The sixth: although in desolation we should not change our first proposals, it is very advantageous to change ourselves intensely against the desolation itself, as by insisting more upon prayer, meditation, upon much examination, and upon extending ourselves in some suitable way of doing penance.THE RULES OF SAINT IGNATIUS AS TRANSLATED BY FR. TIMOTHY GALLAGHER
My First Impression of the 6th Rule of St. Ignatius
When I read the 6th Rule of St. Ignatius I wondered how Fr. Gallagher could possibly make this make sense for me. The fifth rule, I got, mostly because making impulsive changes when things are going badly is a go-to for me.
But the sixth. The idea of working against something when you most feel like giving up is a tough one. And often, we don’t. Often we just wait it out. And wait and wait. Hoping that time is our alley.
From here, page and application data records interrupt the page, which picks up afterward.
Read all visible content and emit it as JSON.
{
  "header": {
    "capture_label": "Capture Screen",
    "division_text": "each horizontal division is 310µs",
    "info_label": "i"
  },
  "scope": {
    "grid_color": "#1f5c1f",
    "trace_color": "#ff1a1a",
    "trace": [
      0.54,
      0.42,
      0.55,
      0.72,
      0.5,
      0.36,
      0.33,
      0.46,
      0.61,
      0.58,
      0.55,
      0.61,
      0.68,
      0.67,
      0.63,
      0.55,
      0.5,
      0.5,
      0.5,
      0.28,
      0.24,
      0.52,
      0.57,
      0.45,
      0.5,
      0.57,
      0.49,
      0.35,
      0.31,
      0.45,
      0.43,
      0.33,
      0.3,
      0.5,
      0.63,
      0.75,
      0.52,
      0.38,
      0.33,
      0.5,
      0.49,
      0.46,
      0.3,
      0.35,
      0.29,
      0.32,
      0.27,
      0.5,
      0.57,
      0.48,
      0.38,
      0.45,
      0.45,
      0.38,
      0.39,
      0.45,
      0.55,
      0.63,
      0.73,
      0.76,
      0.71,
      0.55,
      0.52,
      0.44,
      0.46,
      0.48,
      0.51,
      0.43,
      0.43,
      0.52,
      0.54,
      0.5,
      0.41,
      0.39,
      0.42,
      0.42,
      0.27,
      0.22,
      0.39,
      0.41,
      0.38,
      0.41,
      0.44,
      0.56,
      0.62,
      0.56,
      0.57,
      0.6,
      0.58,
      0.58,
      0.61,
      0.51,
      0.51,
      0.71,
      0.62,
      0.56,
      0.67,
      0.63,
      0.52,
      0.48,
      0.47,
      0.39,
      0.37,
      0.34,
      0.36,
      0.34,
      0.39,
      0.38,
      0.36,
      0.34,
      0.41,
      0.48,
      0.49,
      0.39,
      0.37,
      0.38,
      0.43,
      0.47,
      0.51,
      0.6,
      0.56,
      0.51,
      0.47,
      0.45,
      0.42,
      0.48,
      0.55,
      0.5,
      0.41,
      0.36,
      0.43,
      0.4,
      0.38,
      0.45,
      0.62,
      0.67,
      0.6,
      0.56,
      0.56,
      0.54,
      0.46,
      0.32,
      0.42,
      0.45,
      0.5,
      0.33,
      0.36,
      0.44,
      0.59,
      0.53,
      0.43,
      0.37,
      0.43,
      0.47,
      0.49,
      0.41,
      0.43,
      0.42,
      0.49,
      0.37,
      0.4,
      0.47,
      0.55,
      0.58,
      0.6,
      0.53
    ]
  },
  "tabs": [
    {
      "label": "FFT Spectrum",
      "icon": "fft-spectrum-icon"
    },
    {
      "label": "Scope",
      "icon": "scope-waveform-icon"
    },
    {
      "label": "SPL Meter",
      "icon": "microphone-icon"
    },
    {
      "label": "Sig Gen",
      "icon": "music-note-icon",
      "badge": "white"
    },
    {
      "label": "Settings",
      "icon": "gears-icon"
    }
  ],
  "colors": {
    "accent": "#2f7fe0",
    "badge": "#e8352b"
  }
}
But time, as Martin Luther King so wisely said, is neutral. And this has been my experience too. Things don’t necessarily get better with time. Sometimes they get worse.
The Problem with Schlepping
Schlepping is a Yiddish word that means carrying something with great effort and I think that it fits well here. Carrying the burden of spiritual desolation because we think that is what God wants is always problematic. Or, as Fr. Gallagher says:
When endured in this good-willed but resigned manner, the spiritual desolation is likely to persist and, often enough, to deepen. The captives have not been set free….THE DISCERNMENT OF SPIRITS BY FR. TIMOTHY GALLAGHER
Fr. Gallagher goes on to point out that the 6th Rule of St. Ignatius is NOT addressing situations that can’t be changed. All of us have crosses we must carry. But unending spiritual desolation isn’t one of them.
Spiritual Means for a Spiritual Struggle
As we begin to find answers to our questions, what may have seemed an all-encompassing and unbearable heaviness is reduced to a manageable concern, an experience of spiritual desolation; and, with lightened hearts, we can begin to adopt effective spiritual measures to overcome the darkness.THE DISCERNMENT OF SPIRITS BY FR. TIMOTHY GALLAGHER (Examination)
Fr. Gallagher helps us understand that the means St. Ignatius recommends (prayer, meditation, examination, and penance) are spiritual in nature and therefore effective against a spiritual problem. But why these means specifically?
Here is the short answer as I understand it from Fr. Gallagher’s book
- Prayer, directly counters the sense of separation from God that is at the heart of spiritual desolation.
- Meditation on the truths of our faith (as contained in Scripture, for example, or our own personal experience of God) replenishes and revitalizes us at a time when we need it most.
- Examination encourages us to ask questions that can lead to specific spiritual counter-measures (as Fr. Gallagher notes in the quote above).
- Penance is important because it is a way of resisting the influence of the enemy and a tendency to give in and indulge ourselves when we are in desolation.
While much, much more can be said about each of these spiritual remedies there are two I want to talk about a bit further. I’ve decided to cover examination in a separate post on the Examen prayer. But I’d like to share a bit on penance below.
The Spiritual Means of Penance
Each small act of resistance engenders further courage … and thus, step by step, the desolation is vanquished.THE DISCERNMENT OF SPIRITS BY FR. TIMOTHY GALLAGHER
I have to admit that I never really understood penance. I always thought of it as a punishment but it isn’t that at all. Instead it is a way to resist the evil influence of the enemy. And resistance, just like with weight lifting, serves a purpose. It makes us strong.
Except, in this application, we are building up our spiritual muscle. Instead of punishing ourselves we really being kind because we are improving our own spiritual health.
This is not to say, of course, that this is an easy or simple matter and it was that St. Ignatius explores further in the seventh rule but it does about, in my experience, work. Not because we are strong or determined or courageous but because we’re not.
As Fr. Gallagher says:
A doubt may arise even as we read: can we really live with such courage when burdened and confused by spiritual desolation? Is such spiritual initiative truly possible? Ignatius believes that it is. This courage is born at the point where God’s grace and human effort intersect. Certainly, the practice of each of these spiritual means requires courage, but this courage is itself more than the fruit of human effort alone.THE DISCERNMENT OF SPIRITS BY FR. TIMOTHY GALLAGHER
Or in the words of Jesus:
I can do all these things in him who strengthens me.Epistle of St Paul to the Philippians 4:13
As with all my posts in the Rules of St. Ignatius series please keep in mind that what I’m sharing here is just the tip of the iceberg. To go deeper than my very limited understanding, please consider reading or listening to Fr. Gallagher’s incredible book: The Discernment of Spirits (affiliate link).
To read the entire St. Ignatius spiritual discernment series (which posts monthly) please click here: St. Ignatius Series